NBC will attempt to work similar storytelling magic on just about every American or high-profile athlete that comes across the screen, fashioning their lives into kicky, emotional yarns. There’s another rivalry over on the gymnastics mats, where Wieber will be joined by teammate Gabby Douglas in trying to win the team all-around, before the two compete in the individual all around. On the heartstring front, until recently, Douglas’ father served in the Air Force. Swimmer Natalie Coughlin will attempt to become one of the most decorated American female Olympians ever, in one relay race. A cadre of American male sprinters beset by injuries and steroids have finally made it back to the Olympics, only to face Usain Bolt. There’s Ann Romney’s horse, a men’s basketball team with an inspired sense of style, and a 17-year-old female boxer, Claressa Shields, about whom there is so much story, there was actually a New Yorker story about her.

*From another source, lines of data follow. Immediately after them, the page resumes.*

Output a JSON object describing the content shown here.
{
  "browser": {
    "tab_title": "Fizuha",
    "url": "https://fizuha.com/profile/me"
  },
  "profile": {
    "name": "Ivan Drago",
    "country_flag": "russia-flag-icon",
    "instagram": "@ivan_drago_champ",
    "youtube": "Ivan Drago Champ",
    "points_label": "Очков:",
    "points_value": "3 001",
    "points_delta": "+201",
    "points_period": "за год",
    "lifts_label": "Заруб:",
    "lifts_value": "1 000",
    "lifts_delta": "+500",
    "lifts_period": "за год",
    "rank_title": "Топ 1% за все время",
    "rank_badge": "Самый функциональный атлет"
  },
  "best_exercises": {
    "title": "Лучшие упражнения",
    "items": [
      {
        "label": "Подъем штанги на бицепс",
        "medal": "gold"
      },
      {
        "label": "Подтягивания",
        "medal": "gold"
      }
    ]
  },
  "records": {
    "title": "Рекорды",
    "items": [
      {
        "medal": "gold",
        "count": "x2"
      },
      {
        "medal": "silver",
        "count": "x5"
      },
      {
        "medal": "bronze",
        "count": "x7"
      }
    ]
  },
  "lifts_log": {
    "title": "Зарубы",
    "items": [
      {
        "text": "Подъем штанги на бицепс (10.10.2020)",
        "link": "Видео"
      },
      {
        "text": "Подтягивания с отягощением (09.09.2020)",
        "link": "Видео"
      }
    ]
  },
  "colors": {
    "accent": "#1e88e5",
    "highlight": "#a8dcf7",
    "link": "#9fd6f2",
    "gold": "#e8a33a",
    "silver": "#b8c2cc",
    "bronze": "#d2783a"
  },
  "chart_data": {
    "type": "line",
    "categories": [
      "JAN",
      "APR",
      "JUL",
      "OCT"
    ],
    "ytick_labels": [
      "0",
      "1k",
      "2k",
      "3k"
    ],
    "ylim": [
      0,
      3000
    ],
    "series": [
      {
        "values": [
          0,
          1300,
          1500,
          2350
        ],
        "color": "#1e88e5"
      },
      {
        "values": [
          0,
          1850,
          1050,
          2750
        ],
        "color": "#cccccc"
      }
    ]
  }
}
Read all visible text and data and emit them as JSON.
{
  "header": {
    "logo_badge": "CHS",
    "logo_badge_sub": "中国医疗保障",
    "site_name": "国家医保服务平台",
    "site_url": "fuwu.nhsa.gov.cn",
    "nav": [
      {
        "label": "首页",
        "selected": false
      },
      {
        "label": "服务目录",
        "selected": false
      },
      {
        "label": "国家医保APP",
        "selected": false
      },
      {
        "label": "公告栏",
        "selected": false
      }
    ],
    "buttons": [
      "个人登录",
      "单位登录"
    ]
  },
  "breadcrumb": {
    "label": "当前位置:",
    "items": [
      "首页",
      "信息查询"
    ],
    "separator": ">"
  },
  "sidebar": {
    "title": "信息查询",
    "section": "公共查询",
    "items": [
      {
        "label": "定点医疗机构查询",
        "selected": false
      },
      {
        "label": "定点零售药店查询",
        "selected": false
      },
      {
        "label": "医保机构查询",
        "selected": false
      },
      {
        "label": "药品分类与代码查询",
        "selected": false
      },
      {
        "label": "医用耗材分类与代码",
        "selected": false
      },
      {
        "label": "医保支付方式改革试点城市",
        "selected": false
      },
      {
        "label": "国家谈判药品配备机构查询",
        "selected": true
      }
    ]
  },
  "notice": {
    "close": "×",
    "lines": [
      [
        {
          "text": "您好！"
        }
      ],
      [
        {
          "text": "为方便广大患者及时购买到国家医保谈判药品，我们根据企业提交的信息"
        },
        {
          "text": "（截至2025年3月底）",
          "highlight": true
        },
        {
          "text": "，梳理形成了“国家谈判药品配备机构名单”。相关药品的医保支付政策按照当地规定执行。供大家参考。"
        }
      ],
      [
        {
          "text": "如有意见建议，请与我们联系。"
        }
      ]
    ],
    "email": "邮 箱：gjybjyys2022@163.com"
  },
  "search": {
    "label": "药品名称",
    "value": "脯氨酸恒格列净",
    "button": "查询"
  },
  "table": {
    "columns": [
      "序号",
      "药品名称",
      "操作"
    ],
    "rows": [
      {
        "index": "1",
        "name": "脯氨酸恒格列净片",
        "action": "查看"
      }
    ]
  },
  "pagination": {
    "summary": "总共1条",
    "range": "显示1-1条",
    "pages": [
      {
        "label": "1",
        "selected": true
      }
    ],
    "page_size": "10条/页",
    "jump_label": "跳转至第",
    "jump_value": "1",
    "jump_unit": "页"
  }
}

The format of the Olympics — the sheer quantity of events in such a short period of time, with so much athlete turnover every four years — and the content of the Olympics — sports that most people don’t pay much attention to until the Olympics come around, if even then (sorry, table tennis) — make the sort of endless, aggressive storytelling NBC will practice in the coming weeks necessary. Audiences spend most of their lives not giving a hoot about synchronized swimming, or diving, or even the 200-meter butterfly, and NBC has to give us the tools to care about all of these sports, and in a hurry. The technical detail is usually less compelling than the personal one, the rules of synchronized swimming less interesting than the synchronized swimmers. (What kind of person gets to be an Olympic synchronized swimmer? Can’t wait for the segment on them!)
These narrative hooks — the melodramatic through lines — have pride of place at the Olympics, but they are a key part of all sports. When it comes to storytelling, the difference between the Olympics and the NBA, NFL or major league baseball is that fans of the Thunder or Heat, Red Sox or Yankees, Cowboys or Giants don’t need to be told these stories because they already know them by heart. (And even this doesn’t stop the media from retelling them all the time: See every single article about Lebron James basically ever.) Most people watching Roger Federer win Wimbledon a few weeks ago already understood exactly why it was so important to him, that just days before it had seemed like he, perhaps the best tennis player of all time, was going to be stuck in third place for the rest of his career, watching Novak Djokovic and Rafael Nadal duke it out for tennis supremacy. Any dedicated basketball, baseball or football fan already knows more about the players on their teams' background, habits, capabilities, competitive spirit and oddball qualities than any five-minute bio could begin to capture.
All this information — these narrative arcs, these soap operas of character— are what imbue sports with stakes and meaning, and — alongside feats of amazing athletic skill — make watching them so much fun. To make the Olympics as pleasurable as possible, NBC has to provide its audience with enough well-edited information about the athletes to get them invested, to care whether they win or lose. To bend a famous Joan Didion quote to the subject at hand: We tell ourselves stories in order to enjoy the trampolinist.